June 25, 2008 | 12:54 pm

From a casual viewing of the marketing material for "Hancock," Sony's upcoming Will Smith comic thriller, I hardly knew that Charlize Theron was even in the movie. Our crack reporter Chris Lee turned up at an early screening and offers this assessment:

"At an early screening of 'Hancock' at the Grove last week, Will Smith’s performance as an alcoholic superhero with a bad attitude and a mounting public relations crisis had the packed theater alternately chuckling and wide-eyed. 'Hancock’s' third-billed costar, Charlize Theron, on the other hand, had everyone--high school students, foreign tourists, Sony executives--literally gasping with surprise.

"In the film, she’s a stay-at-home mom, the skeptical wife of a PR executive with a heart of gold (the movie’s second-billed costar, Jason Bateman) who’s trying to repair super-screw-up Hancock’s negative public image one good deed at a time. For his part, Hancock repays the kindness by trying to put the moves on his publicist’s woman. I won’t spoil the surprise here, but let’s just say Valkyrie-like South African Oscar-winner Theron has a much meatier part in the film than you might otherwise be led to believe by her marginal presence in various trailers, billboards and one-sheets for 'Hancock.'


"Even the little kid with a backpack who offhandedly calls Smith a 'jackass' in the trailer is getting more YouTube face time. While it’s certainly tricky to entice moviegoers with the promise of a big third-act plot twist--without giving too much of its pivotal 'reveal' away--past marketers have done much more with much less (to wit: the all-fur-coat-and-no-knickers viral marketing scheme for 'Cloverfield'). All things considered, it’s downright mysterious that Sony would squander any opportunity to connect with 'Hancock’s' core constituency--young males--by leaving the blond bombshell Esquire named 'the Sexiest Woman Alive' on the cutting room floor."
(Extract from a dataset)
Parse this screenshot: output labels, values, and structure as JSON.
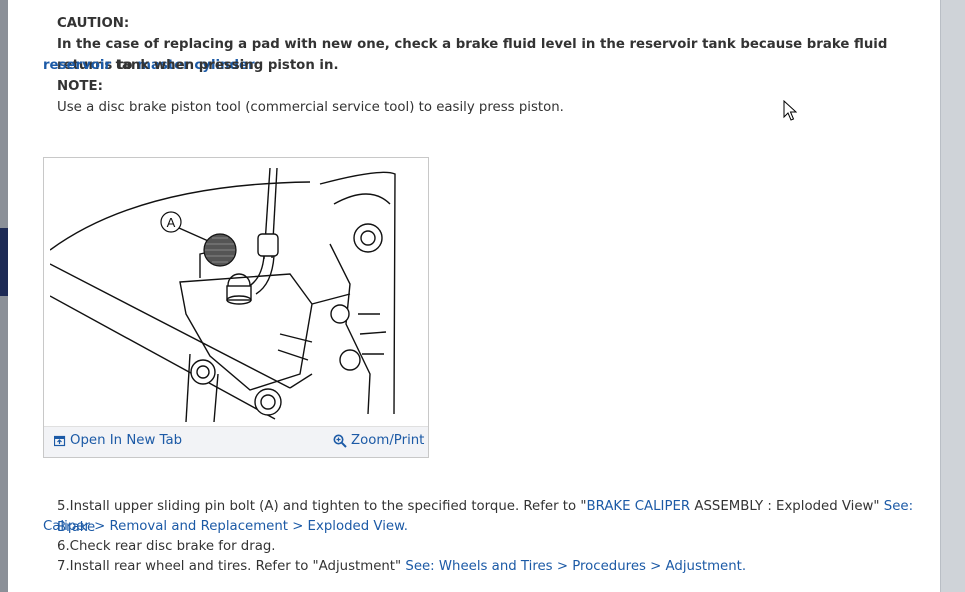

Chris makes some good points. So I called up Sony marketing guru Val Van Galder to find out--did the studio really blow a chance to get even more young guys in to see their film? Here's her side of the story:

"There are so few surprises in summer movies that we made a strategic decision to keep Charlize out of sight," Van Galder explained. "Trust me, there is a big surprise in the film and when it happens, you hear an audible gasp from the audience. It's a fun secret and to keep it fun, we decided to leave it unexplored in the trailer. It's a lot better to maintain the mystery of what Charlize is up to."

Most of the time, when you talk to studio marketers about their wildly expensive summer films, they're under so much pressure--from insecure filmmakers, cranky production chiefs and busy-body reporters like me--that they sound like they're about to be rushed off to a funny farm. But Van Galder had the relaxed air of someone who suspects she has a pretty big hit on her hands (despite a not especially enthusiastic review from Variety ).  Van Galder doesn't think Theron will be missed too much--until people see her in the film. As she put it: "I'm hoping that just having Will Smith playing a really cool superhero will be enough to get a few people in to see the picture."    

Charlize Theron photo by Miguel Villagran / Associated Press